Oh no – you ARE Guy Fawkes! The Plot puts the player in the role of the infamous saboteur (or rather, attempted saboteur), skulking around The Houses Of Parliament and preparing to blow the troublesome king sky-high. We know from history that Fawkes and his pals fail in their plot – this game gives you a chance to rewrite history and succeed in assassinating James I.
Crikey! Should I assume this involves more than just lighting a match?
Unfortunately so. The Plot is a flick-screen platform game as Fawkes explores The Houses Of Parliament, picking up carelessly strewn sticks of dynamite. Collect eight sticks, and it’s enough for a barrel; compile eight barrels, and it’ll ensure there’s nothing left of the building and king save for some rubble and ash. Fawkes can also pick up fireworks to use them against his enemies.
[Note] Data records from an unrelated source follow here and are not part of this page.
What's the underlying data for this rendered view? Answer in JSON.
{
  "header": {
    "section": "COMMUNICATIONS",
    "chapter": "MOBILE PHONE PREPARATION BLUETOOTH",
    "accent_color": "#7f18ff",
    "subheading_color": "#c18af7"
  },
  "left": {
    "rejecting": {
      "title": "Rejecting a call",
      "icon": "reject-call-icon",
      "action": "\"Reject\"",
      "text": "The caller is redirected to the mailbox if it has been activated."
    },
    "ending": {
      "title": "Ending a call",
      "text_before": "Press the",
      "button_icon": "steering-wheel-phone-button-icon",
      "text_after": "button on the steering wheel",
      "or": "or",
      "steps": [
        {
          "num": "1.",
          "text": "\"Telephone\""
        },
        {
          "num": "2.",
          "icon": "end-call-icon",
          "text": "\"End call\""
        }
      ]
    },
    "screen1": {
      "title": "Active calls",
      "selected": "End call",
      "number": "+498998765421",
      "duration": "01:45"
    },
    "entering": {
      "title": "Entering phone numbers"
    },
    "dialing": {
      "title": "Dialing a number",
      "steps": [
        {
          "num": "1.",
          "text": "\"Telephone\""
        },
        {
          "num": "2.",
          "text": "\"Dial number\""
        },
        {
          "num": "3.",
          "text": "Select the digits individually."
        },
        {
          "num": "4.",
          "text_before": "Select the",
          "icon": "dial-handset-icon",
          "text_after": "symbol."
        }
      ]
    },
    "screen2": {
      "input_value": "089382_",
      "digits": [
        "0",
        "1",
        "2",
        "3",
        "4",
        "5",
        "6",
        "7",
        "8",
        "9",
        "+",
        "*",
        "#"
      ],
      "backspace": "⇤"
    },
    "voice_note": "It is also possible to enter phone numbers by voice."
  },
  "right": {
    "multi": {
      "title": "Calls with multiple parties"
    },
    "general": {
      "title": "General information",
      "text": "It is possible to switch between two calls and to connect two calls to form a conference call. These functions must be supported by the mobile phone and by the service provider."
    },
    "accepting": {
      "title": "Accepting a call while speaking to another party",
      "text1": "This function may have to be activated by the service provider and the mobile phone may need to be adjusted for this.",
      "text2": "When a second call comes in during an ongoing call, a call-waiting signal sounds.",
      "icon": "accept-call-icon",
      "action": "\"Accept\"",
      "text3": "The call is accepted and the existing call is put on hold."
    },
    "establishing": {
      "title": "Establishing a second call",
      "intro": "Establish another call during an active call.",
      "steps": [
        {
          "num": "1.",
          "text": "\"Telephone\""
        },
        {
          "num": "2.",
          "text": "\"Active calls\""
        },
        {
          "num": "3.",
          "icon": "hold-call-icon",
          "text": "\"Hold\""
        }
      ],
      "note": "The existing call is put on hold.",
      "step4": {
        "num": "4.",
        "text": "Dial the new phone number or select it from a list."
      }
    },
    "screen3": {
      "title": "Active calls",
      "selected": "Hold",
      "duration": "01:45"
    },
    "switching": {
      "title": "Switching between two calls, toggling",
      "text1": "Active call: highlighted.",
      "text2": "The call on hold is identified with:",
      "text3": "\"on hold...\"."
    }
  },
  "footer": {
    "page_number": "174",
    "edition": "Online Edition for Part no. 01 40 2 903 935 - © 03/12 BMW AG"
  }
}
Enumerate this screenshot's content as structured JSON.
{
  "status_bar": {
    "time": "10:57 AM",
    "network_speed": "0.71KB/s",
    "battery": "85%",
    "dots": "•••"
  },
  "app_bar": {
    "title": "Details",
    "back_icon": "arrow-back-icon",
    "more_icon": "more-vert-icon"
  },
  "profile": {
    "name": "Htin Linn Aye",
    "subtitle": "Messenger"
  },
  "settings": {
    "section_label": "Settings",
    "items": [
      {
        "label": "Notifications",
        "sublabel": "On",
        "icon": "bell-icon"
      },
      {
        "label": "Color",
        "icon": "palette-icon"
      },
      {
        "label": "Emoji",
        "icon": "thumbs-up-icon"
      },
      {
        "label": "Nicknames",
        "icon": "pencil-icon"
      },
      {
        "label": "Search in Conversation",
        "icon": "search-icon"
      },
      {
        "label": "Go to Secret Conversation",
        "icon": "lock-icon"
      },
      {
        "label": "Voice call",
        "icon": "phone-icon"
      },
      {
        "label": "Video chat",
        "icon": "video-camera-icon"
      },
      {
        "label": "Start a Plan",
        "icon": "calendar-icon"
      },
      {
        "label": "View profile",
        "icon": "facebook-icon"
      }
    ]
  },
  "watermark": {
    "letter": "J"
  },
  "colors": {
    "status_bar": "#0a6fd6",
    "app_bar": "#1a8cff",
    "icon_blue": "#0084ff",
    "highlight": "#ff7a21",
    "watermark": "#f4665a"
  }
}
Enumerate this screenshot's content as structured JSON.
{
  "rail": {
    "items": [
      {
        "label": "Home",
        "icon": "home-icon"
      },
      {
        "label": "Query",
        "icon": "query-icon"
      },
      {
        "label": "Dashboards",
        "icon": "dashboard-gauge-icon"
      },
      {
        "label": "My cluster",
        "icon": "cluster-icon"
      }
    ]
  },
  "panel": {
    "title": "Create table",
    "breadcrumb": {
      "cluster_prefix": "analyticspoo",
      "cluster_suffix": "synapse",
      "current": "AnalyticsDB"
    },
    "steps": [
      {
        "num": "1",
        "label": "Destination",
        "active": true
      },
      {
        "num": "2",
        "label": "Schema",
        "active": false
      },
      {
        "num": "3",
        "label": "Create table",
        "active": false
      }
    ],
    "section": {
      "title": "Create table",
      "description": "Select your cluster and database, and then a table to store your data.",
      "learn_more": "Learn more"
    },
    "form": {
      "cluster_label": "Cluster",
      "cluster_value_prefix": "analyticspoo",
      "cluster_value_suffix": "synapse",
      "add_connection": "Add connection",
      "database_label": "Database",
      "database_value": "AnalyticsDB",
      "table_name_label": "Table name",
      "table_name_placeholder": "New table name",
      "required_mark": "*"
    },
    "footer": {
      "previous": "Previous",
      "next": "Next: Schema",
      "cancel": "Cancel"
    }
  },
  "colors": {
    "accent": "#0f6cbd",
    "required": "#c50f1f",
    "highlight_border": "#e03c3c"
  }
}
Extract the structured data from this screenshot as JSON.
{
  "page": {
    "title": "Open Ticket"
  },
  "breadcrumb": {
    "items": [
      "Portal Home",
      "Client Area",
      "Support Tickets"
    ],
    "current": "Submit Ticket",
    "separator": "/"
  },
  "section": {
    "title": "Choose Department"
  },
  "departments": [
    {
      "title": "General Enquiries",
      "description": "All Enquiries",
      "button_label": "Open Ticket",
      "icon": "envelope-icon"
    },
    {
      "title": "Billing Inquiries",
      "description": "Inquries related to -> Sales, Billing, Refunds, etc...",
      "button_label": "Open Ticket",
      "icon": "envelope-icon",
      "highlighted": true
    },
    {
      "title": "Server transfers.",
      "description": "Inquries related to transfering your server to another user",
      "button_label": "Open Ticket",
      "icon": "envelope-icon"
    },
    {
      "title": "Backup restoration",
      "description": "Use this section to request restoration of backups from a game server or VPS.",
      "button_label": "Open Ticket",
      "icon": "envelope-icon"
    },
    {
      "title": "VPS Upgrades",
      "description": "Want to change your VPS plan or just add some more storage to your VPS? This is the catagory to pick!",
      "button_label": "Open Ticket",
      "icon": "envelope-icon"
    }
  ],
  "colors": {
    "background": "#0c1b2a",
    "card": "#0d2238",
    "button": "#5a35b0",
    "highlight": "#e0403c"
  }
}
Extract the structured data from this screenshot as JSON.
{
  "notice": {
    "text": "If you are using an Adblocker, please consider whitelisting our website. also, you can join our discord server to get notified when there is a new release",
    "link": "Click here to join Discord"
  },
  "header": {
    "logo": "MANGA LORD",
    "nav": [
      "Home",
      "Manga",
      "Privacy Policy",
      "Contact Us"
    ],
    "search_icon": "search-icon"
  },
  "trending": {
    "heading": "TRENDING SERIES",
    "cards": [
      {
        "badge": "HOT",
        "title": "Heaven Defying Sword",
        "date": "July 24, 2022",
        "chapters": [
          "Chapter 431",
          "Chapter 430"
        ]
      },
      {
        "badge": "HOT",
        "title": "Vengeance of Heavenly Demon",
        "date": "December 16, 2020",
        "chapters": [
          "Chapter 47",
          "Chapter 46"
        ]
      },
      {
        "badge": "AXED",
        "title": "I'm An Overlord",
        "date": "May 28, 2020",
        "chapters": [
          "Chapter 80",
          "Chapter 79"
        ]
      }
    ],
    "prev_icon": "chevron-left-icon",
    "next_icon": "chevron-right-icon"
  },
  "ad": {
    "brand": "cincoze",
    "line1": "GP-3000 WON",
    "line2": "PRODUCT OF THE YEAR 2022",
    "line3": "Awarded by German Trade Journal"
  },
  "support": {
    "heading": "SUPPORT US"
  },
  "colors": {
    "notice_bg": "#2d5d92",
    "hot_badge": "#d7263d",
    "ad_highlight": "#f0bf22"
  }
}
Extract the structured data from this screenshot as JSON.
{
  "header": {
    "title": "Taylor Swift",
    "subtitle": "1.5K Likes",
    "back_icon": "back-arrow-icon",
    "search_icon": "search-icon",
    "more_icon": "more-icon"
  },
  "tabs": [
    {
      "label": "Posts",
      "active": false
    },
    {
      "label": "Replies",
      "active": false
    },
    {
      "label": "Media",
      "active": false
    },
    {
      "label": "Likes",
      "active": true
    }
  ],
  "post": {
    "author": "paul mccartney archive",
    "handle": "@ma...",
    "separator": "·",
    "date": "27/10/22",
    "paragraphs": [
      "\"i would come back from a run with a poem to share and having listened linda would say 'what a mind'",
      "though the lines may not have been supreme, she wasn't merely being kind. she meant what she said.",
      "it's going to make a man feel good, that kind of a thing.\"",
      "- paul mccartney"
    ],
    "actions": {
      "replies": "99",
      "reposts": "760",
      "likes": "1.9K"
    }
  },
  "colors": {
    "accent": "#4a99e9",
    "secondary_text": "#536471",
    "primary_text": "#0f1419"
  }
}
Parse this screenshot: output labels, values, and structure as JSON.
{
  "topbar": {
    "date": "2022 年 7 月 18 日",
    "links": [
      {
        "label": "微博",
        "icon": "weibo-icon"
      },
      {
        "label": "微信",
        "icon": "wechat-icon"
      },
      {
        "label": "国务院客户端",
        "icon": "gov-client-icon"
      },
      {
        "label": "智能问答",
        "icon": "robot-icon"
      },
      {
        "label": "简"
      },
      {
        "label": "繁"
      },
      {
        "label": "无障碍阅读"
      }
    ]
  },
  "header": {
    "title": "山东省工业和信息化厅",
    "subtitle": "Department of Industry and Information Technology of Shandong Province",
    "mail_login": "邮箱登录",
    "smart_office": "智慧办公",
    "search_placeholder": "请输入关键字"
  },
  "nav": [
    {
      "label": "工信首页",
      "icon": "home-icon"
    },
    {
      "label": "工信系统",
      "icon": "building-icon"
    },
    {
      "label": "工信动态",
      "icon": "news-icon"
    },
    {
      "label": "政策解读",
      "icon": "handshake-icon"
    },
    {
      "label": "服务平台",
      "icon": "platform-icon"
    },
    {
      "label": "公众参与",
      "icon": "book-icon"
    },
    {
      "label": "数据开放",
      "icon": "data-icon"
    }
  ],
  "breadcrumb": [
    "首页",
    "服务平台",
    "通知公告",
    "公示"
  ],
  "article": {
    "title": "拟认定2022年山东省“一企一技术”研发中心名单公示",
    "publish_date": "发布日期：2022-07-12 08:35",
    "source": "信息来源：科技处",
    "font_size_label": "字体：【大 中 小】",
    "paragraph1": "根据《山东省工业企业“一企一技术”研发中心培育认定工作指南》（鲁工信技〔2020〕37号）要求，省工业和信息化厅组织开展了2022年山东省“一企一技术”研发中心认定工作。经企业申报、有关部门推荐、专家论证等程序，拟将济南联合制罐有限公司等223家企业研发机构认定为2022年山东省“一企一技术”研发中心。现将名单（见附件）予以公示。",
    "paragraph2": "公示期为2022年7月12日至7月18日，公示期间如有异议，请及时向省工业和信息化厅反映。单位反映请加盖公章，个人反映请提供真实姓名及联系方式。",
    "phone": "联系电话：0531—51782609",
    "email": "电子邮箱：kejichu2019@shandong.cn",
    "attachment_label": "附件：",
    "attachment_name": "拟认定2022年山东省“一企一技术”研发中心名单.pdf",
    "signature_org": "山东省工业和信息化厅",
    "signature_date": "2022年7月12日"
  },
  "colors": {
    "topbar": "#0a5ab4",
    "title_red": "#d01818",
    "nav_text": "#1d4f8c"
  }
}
I imagine the locals aren’t exactly pleased to see me.
Somewhat bizarrely, there are no guards in this Spectrum version of The Houses Of Parliament – instead, a vast flock of bats is Fawkes’s primary opponent. Fortunately, our little pyromaniac can light his fireworks and zap the enemies, giving him a free run throughout the room. Fawkes begins the game at the entrance of the building, and there are 49 locations to explore, including a batty belfry and slimy dungeons.
How was The Plot received back in the day?
Your Sinclair reviewed The Plot in issue 30 of June 1988. “The Plot is pretty simple stuff, but it does hold a tough challenge,” noted the anonymous reviewer. While mentioning that the player effectively takes on the role of a terrorist/freedom fighter (delete as appropriate), it concluded that The Plot was one of the better budget games around at the time. Released by Firebird on its Silver Bird range, The Plot retailed for a pocket-money friendly £1.99, although, naturally, you can play it for free on Antstream Arcade.
I’m ready to alter history. Can you give me some tips on how to help Guy Fawkes in his, erm, noble cause?
Fawkes can enter doors by facing them (his back to the screen) and going up, and you can keep track of visited locations with the helpful map in the top right-hand corner. It’s best to work out early on which are the trickiest screens and could therefore use the assistance of a firework rocket or catherine wheel. Once down in the dungeons, don’t panic if you’re seemingly trapped: a helpful small boat constantly sails on the river below The House Of Parliament. Head down to the jetty, and Fawkes can hop on and off as he needs to. Finally, once Fawkes has assembled all the dynamite, he can head back to the start screen and light a special firework, causing a massive explosion and thus changing the course of history.
The control selection screen is very appropriate.
Indeed. 417 years later, we continue to celebrate the attempted demolition of The Houses Of Parliament with bonfires and fireworks. The Plot’s menu screen colourfully celebrates the latter.
What happens if I fail?
Thank you for reading – watch out for another blast from the Antstream Arcade Archive soon, and happy bonfire night!